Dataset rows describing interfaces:
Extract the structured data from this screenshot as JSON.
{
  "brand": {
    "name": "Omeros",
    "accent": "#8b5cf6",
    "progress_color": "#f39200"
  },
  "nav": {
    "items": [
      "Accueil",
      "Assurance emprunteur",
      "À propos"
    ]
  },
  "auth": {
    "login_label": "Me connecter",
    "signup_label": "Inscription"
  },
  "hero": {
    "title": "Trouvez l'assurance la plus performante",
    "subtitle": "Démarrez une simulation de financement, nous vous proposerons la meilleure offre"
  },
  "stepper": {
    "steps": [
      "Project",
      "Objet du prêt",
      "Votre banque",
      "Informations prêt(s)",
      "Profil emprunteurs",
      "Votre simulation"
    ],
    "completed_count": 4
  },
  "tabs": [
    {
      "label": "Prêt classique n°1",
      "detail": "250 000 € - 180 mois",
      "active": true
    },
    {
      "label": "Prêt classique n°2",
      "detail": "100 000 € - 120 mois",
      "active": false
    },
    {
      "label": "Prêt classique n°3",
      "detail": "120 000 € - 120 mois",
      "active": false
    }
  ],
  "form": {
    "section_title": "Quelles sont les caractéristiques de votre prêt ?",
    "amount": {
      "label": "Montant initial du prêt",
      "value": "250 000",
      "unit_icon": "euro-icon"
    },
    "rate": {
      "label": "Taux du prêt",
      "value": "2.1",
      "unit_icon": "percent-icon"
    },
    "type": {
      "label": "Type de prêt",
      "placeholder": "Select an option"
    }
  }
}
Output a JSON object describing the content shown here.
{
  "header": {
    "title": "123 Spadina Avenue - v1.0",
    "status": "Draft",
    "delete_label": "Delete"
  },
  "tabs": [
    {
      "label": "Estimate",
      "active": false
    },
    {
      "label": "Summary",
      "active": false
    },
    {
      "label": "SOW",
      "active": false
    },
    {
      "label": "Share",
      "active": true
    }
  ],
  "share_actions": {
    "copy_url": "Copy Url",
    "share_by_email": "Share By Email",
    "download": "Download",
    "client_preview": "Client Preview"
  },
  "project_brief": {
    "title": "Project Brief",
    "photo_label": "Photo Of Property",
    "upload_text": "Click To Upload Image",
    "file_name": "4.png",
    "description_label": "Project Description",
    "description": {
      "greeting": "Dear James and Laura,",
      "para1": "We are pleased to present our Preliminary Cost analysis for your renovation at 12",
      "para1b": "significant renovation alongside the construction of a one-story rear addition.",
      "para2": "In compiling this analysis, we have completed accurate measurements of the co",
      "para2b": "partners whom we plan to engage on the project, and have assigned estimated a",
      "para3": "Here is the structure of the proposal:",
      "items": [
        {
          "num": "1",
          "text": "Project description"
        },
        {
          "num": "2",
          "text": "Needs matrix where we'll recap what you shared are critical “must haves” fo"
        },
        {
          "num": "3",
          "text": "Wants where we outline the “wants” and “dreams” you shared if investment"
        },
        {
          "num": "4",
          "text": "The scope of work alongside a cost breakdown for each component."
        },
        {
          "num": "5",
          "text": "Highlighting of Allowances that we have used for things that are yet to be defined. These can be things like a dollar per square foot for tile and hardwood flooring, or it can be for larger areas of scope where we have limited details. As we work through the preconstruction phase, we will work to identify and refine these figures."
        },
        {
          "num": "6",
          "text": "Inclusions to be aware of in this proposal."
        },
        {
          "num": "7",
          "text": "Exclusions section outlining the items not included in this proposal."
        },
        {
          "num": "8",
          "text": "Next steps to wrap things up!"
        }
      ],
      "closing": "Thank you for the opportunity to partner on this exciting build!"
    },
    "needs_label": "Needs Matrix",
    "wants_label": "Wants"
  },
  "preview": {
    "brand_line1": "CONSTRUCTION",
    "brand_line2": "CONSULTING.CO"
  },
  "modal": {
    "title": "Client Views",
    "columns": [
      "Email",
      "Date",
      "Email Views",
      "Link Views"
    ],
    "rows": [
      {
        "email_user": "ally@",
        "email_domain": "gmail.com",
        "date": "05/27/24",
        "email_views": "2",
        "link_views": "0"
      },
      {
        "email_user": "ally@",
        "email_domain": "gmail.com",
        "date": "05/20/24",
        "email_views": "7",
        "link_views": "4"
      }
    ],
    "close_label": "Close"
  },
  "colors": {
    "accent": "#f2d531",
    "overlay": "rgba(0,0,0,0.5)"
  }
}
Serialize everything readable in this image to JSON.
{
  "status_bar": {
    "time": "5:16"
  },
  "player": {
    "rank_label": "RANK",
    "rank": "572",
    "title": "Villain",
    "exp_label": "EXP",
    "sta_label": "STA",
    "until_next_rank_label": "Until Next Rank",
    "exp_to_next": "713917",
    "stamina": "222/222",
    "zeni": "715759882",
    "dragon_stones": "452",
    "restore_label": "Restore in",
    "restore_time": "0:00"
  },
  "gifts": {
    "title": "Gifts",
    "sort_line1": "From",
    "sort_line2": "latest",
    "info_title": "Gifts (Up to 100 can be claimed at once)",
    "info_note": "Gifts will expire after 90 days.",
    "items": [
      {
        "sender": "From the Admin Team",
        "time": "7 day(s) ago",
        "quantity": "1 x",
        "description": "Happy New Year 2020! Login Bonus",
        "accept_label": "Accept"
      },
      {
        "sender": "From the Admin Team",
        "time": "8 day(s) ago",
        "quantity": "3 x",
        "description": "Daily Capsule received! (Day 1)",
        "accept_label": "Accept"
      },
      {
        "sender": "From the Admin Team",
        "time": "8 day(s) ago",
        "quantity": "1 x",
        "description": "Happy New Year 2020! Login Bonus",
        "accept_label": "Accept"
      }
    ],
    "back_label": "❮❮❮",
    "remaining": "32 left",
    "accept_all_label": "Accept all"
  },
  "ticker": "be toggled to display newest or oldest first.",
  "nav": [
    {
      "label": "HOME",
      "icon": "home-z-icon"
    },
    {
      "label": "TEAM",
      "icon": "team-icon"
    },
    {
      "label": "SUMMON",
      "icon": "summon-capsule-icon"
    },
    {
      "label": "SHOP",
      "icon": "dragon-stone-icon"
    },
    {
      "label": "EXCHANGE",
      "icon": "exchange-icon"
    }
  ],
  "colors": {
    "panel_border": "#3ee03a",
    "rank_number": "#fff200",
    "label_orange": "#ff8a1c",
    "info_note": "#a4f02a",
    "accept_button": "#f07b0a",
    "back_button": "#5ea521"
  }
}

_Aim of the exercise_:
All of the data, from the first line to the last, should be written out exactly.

_Solution to the problem_:
Extract the structured data from this screenshot as JSON.
{
  "brand": {
    "name": "Omeros",
    "accent": "#8b5cf6",
    "progress_color": "#f39200"
  },
  "nav": {
    "items": [
      "Accueil",
      "Assurance emprunteur",
      "À propos"
    ]
  },
  "auth": {
    "login_label": "Me connecter",
    "signup_label": "Inscription"
  },
  "hero": {
    "title": "Trouvez l'assurance la plus performante",
    "subtitle": "Démarrez une simulation de financement, nous vous proposerons la meilleure offre"
  },
  "stepper": {
    "steps": [
      "Project",
      "Objet du prêt",
      "Votre banque",
      "Informations prêt(s)",
      "Profil emprunteurs",
      "Votre simulation"
    ],
    "completed_count": 4
  },
  "tabs": [
    {
      "label": "Prêt classique n°1",
      "detail": "250 000 € - 180 mois",
      "active": true
    },
    {
      "label": "Prêt classique n°2",
      "detail": "100 000 € - 120 mois",
      "active": false
    },
    {
      "label": "Prêt classique n°3",
      "detail": "120 000 € - 120 mois",
      "active": false
    }
  ],
  "form": {
    "section_title": "Quelles sont les caractéristiques de votre prêt ?",
    "amount": {
      "label": "Montant initial du prêt",
      "value": "250 000",
      "unit_icon": "euro-icon"
    },
    "rate": {
      "label": "Taux du prêt",
      "value": "2.1",
      "unit_icon": "percent-icon"
    },
    "type": {
      "label": "Type de prêt",
      "placeholder": "Select an option"
    }
  }
}
Output a JSON object describing the content shown here.
{
  "header": {
    "title": "123 Spadina Avenue - v1.0",
    "status": "Draft",
    "delete_label": "Delete"
  },
  "tabs": [
    {
      "label": "Estimate",
      "active": false
    },
    {
      "label": "Summary",
      "active": false
    },
    {
      "label": "SOW",
      "active": false
    },
    {
      "label": "Share",
      "active": true
    }
  ],
  "share_actions": {
    "copy_url": "Copy Url",
    "share_by_email": "Share By Email",
    "download": "Download",
    "client_preview": "Client Preview"
  },
  "project_brief": {
    "title": "Project Brief",
    "photo_label": "Photo Of Property",
    "upload_text": "Click To Upload Image",
    "file_name": "4.png",
    "description_label": "Project Description",
    "description": {
      "greeting": "Dear James and Laura,",
      "para1": "We are pleased to present our Preliminary Cost analysis for your renovation at 12",
      "para1b": "significant renovation alongside the construction of a one-story rear addition.",
      "para2": "In compiling this analysis, we have completed accurate measurements of the co",
      "para2b": "partners whom we plan to engage on the project, and have assigned estimated a",
      "para3": "Here is the structure of the proposal:",
      "items": [
        {
          "num": "1",
          "text": "Project description"
        },
        {
          "num": "2",
          "text": "Needs matrix where we'll recap what you shared are critical “must haves” fo"
        },
        {
          "num": "3",
          "text": "Wants where we outline the “wants” and “dreams” you shared if investment"
        },
        {
          "num": "4",
          "text": "The scope of work alongside a cost breakdown for each component."
        },
        {
          "num": "5",
          "text": "Highlighting of Allowances that we have used for things that are yet to be defined. These can be things like a dollar per square foot for tile and hardwood flooring, or it can be for larger areas of scope where we have limited details. As we work through the preconstruction phase, we will work to identify and refine these figures."
        },
        {
          "num": "6",
          "text": "Inclusions to be aware of in this proposal."
        },
        {
          "num": "7",
          "text": "Exclusions section outlining the items not included in this proposal."
        },
        {
          "num": "8",
          "text": "Next steps to wrap things up!"
        }
      ],
      "closing": "Thank you for the opportunity to partner on this exciting build!"
    },
    "needs_label": "Needs Matrix",
    "wants_label": "Wants"
  },
  "preview": {
    "brand_line1": "CONSTRUCTION",
    "brand_line2": "CONSULTING.CO"
  },
  "modal": {
    "title": "Client Views",
    "columns": [
      "Email",
      "Date",
      "Email Views",
      "Link Views"
    ],
    "rows": [
      {
        "email_user": "ally@",
        "email_domain": "gmail.com",
        "date": "05/27/24",
        "email_views": "2",
        "link_views": "0"
      },
      {
        "email_user": "ally@",
        "email_domain": "gmail.com",
        "date": "05/20/24",
        "email_views": "7",
        "link_views": "4"
      }
    ],
    "close_label": "Close"
  },
  "colors": {
    "accent": "#f2d531",
    "overlay": "rgba(0,0,0,0.5)"
  }
}
Serialize everything readable in this image to JSON.
{
  "status_bar": {
    "time": "5:16"
  },
  "player": {
    "rank_label": "RANK",
    "rank": "572",
    "title": "Villain",
    "exp_label": "EXP",
    "sta_label": "STA",
    "until_next_rank_label": "Until Next Rank",
    "exp_to_next": "713917",
    "stamina": "222/222",
    "zeni": "715759882",
    "dragon_stones": "452",
    "restore_label": "Restore in",
    "restore_time": "0:00"
  },
  "gifts": {
    "title": "Gifts",
    "sort_line1": "From",
    "sort_line2": "latest",
    "info_title": "Gifts (Up to 100 can be claimed at once)",
    "info_note": "Gifts will expire after 90 days.",
    "items": [
      {
        "sender": "From the Admin Team",
        "time": "7 day(s) ago",
        "quantity": "1 x",
        "description": "Happy New Year 2020! Login Bonus",
        "accept_label": "Accept"
      },
      {
        "sender": "From the Admin Team",
        "time": "8 day(s) ago",
        "quantity": "3 x",
        "description": "Daily Capsule received! (Day 1)",
        "accept_label": "Accept"
      },
      {
        "sender": "From the Admin Team",
        "time": "8 day(s) ago",
        "quantity": "1 x",
        "description": "Happy New Year 2020! Login Bonus",
        "accept_label": "Accept"
      }
    ],
    "back_label": "❮❮❮",
    "remaining": "32 left",
    "accept_all_label": "Accept all"
  },
  "ticker": "be toggled to display newest or oldest first.",
  "nav": [
    {
      "label": "HOME",
      "icon": "home-z-icon"
    },
    {
      "label": "TEAM",
      "icon": "team-icon"
    },
    {
      "label": "SUMMON",
      "icon": "summon-capsule-icon"
    },
    {
      "label": "SHOP",
      "icon": "dragon-stone-icon"
    },
    {
      "label": "EXCHANGE",
      "icon": "exchange-icon"
    }
  ],
  "colors": {
    "panel_border": "#3ee03a",
    "rank_number": "#fff200",
    "label_orange": "#ff8a1c",
    "info_note": "#a4f02a",
    "accept_button": "#f07b0a",
    "back_button": "#5ea521"
  }
}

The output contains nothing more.